import torch
tacotron2 = torch.hub.load('nvidia/DeepLearningExamples', 'nvidia_tacotron2')

will load the Tacotron2 model pre-trained on LJ Speech dataset

Model Description

The Tacotron 2 and WaveGlow model form a text-to-speech system that enables user to synthesise a natural sounding speech from raw transcripts without any additional prosody information. The Tacotron 2 model produces mel spectrograms from input text using encoder-decoder architecture. WaveGlow (also available via torch.hub) is a flow-based model that consumes the mel spectrograms to generate speech.

This implementation of Tacotron 2 model differs from the model described in the paper. Our implementation uses Dropout instead of Zoneout to regularize the LSTM layers.


In the example below:

  • pretrained Tacotron2 and Waveglow models are loaded from torch.hub
  • Tacotron2 generates mel spectrogram given tensor represantation of an input text (“Hello world, I missed you”)
  • Waveglow generates sound given the mel spectrogram
  • the output sound is saved in an ‘audio.wav’ file

To run the example you need some extra python packages installed.
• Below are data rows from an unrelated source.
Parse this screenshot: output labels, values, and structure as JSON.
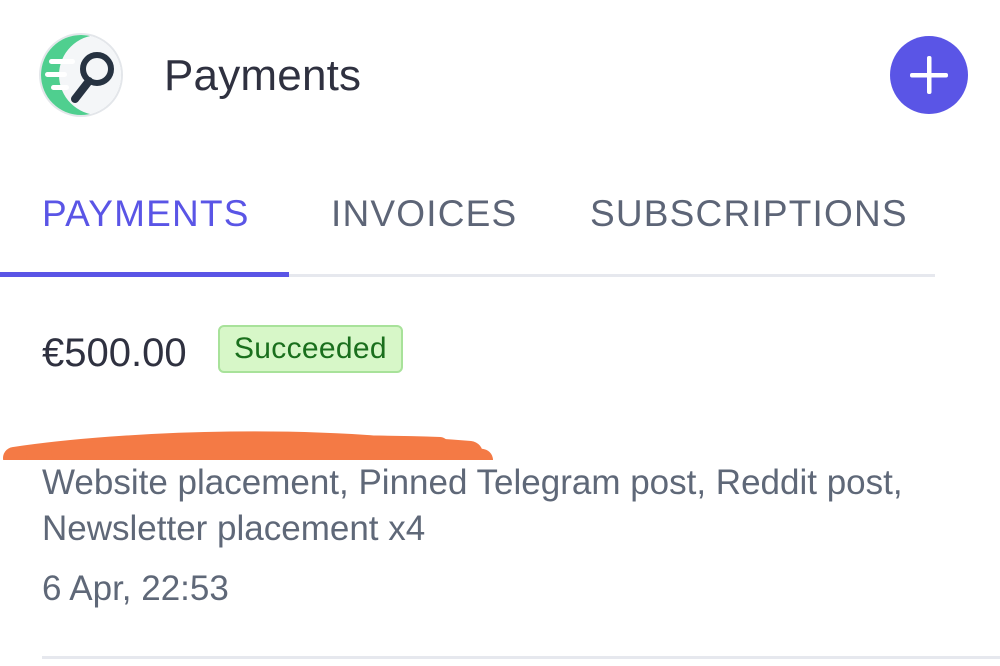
{
  "header": {
    "title": "Payments",
    "logo_icon": "magnifier-speed-logo-icon",
    "add_icon": "plus-icon"
  },
  "tabs": [
    {
      "label": "PAYMENTS",
      "active": true
    },
    {
      "label": "INVOICES",
      "active": false
    },
    {
      "label": "SUBSCRIPTIONS",
      "active": false
    }
  ],
  "payment": {
    "amount": "€500.00",
    "status": "Succeeded",
    "description": "Website placement, Pinned Telegram post, Reddit post, Newsletter placement x4",
    "timestamp": "6 Apr, 22:53"
  },
  "colors": {
    "accent": "#5a55e6",
    "text_primary": "#2f3140",
    "text_secondary": "#5f6878",
    "badge_bg": "#d7f7c8",
    "badge_text": "#1a6f1d",
    "redaction": "#f47a45"
  }
}
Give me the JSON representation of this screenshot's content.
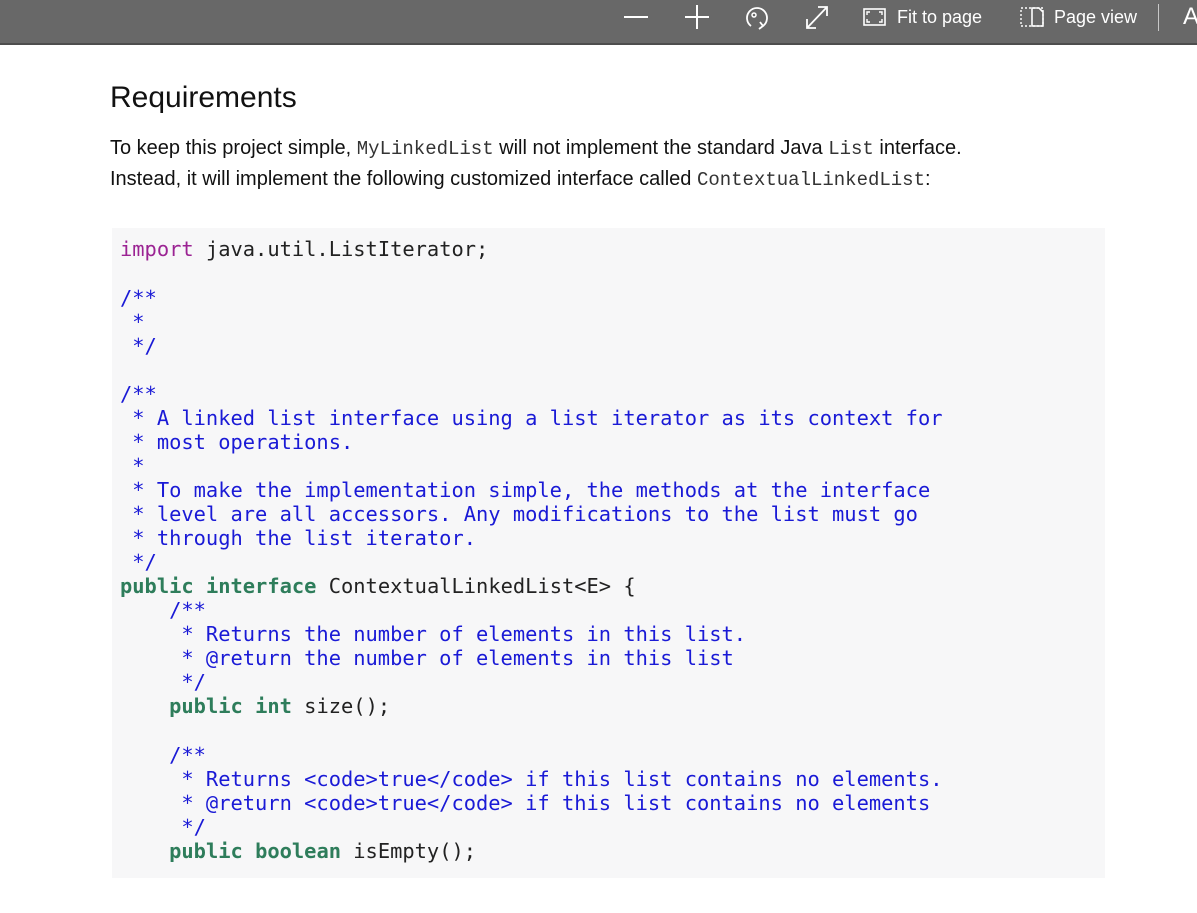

These are needed for preprocessing the text and audio, as well as for display and input / output.

pip install numpy scipy librosa unidecode inflect librosa
import numpy as np
from import write

Prepare tacotron2 for inference

tacotron2 ='cuda')

Load waveglow from PyTorch Hub

waveglow = torch.hub.load('nvidia/DeepLearningExamples', 'nvidia_waveglow')
waveglow = waveglow.remove_weightnorm(waveglow)
waveglow ='cuda')

Now, let’s make the model say “hello world, I missed you”

text = "hello world, I missed you"

Now chain pre-processing -> tacotron2 -> waveglow

# preprocessing
sequence = np.array(tacotron2.text_to_sequence(text, ['english_cleaners']))[None, :]
sequence = torch.from_numpy(sequence).to(device='cuda', dtype=torch.int64)

# run the models
with torch.no_grad():
    _, mel, _, _ = tacotron2.infer(sequence)
    audio = waveglow.infer(mel)
audio_numpy = audio[0].data.cpu().numpy()
rate = 22050

You can write it to a file and listen to it

write("audio.wav", rate, audio_numpy)

Alternatively, play it right away in a notebook with IPython widgets

from IPython.display import Audio
Audio(audio_numpy, rate=rate)


For detailed information on model input and output, training recipies, inference and performance visit: github and/or NGC